Problem description
Retype the line with "Extract the structured" in it, then each line after it to the end of the data, word for word.

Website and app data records
————
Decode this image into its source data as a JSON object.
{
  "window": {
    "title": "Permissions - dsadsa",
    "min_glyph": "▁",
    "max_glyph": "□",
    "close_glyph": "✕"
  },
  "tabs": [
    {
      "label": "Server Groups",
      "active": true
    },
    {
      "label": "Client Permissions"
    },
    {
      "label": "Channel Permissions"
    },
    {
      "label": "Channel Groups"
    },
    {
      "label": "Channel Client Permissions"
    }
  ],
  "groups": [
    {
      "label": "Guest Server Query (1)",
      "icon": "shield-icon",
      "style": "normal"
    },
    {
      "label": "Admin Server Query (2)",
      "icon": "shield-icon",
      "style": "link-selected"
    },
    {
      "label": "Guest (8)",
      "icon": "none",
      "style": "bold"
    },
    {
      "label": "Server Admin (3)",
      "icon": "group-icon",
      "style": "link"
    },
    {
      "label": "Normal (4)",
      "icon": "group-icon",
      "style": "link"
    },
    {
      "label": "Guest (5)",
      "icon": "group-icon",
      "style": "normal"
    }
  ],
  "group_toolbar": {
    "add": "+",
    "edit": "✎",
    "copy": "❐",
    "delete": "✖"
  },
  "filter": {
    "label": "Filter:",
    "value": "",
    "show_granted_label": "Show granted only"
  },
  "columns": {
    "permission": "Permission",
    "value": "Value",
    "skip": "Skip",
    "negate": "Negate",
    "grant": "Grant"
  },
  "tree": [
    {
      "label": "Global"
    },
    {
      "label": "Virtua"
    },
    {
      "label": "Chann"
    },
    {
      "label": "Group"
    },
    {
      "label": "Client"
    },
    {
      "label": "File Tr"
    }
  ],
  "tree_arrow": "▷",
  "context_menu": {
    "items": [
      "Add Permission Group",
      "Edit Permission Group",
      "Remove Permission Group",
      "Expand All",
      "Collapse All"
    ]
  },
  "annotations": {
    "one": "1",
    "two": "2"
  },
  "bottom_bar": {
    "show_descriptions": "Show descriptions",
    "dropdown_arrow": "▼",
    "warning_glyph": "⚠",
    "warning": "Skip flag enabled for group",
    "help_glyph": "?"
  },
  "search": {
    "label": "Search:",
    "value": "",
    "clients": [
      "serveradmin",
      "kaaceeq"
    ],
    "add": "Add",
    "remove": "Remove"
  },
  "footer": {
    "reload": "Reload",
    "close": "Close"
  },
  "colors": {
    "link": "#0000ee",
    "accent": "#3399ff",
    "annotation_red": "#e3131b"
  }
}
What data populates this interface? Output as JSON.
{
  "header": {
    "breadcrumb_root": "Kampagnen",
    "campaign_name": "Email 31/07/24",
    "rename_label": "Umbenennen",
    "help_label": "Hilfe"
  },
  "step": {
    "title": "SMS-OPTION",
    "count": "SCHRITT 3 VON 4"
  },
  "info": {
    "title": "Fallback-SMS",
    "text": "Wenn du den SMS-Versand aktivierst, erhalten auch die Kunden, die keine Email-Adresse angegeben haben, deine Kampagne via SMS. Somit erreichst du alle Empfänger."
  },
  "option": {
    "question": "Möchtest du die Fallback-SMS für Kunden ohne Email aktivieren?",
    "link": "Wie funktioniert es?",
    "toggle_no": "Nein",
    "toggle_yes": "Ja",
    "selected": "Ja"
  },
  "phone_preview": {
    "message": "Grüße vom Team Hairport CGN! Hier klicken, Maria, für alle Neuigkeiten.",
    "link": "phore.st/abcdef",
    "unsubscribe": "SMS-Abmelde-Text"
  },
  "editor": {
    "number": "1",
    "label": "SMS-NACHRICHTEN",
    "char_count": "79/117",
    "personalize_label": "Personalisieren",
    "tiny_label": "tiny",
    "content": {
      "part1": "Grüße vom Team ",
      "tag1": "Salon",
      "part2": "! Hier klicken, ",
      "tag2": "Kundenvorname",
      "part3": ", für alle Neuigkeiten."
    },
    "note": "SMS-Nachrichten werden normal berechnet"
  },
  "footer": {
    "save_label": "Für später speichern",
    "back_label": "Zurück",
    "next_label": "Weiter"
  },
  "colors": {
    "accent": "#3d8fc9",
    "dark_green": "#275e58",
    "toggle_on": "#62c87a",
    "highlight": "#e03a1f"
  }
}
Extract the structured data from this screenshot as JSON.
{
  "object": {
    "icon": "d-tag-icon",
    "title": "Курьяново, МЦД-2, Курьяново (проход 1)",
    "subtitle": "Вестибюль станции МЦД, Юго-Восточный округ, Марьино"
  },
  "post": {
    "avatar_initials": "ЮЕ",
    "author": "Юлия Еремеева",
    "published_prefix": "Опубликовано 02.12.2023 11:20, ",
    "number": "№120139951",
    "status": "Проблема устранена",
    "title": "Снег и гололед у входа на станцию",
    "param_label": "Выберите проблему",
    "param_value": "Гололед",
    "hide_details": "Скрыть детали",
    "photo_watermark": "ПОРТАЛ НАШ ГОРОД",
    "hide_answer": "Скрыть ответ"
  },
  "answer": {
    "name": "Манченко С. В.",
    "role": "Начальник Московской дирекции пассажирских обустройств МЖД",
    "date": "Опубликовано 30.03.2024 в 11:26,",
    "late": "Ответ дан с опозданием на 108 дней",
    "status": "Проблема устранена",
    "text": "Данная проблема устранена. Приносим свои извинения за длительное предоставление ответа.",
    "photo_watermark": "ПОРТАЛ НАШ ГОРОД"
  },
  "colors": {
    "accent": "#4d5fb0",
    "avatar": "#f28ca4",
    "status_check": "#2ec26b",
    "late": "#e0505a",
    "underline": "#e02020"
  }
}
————
Exercise result
Extract the structured data from this screenshot as JSON.
{
  "object": {
    "icon": "d-tag-icon",
    "title": "Курьяново, МЦД-2, Курьяново (проход 1)",
    "subtitle": "Вестибюль станции МЦД, Юго-Восточный округ, Марьино"
  },
  "post": {
    "avatar_initials": "ЮЕ",
    "author": "Юлия Еремеева",
    "published_prefix": "Опубликовано 02.12.2023 11:20, ",
    "number": "№120139951",
    "status": "Проблема устранена",
    "title": "Снег и гололед у входа на станцию",
    "param_label": "Выберите проблему",
    "param_value": "Гололед",
    "hide_details": "Скрыть детали",
    "photo_watermark": "ПОРТАЛ НАШ ГОРОД",
    "hide_answer": "Скрыть ответ"
  },
  "answer": {
    "name": "Манченко С. В.",
    "role": "Начальник Московской дирекции пассажирских обустройств МЖД",
    "date": "Опубликовано 30.03.2024 в 11:26,",
    "late": "Ответ дан с опозданием на 108 дней",
    "status": "Проблема устранена",
    "text": "Данная проблема устранена. Приносим свои извинения за длительное предоставление ответа.",
    "photo_watermark": "ПОРТАЛ НАШ ГОРОД"
  },
  "colors": {
    "accent": "#4d5fb0",
    "avatar": "#f28ca4",
    "status_check": "#2ec26b",
    "late": "#e0505a",
    "underline": "#e02020"
  }
}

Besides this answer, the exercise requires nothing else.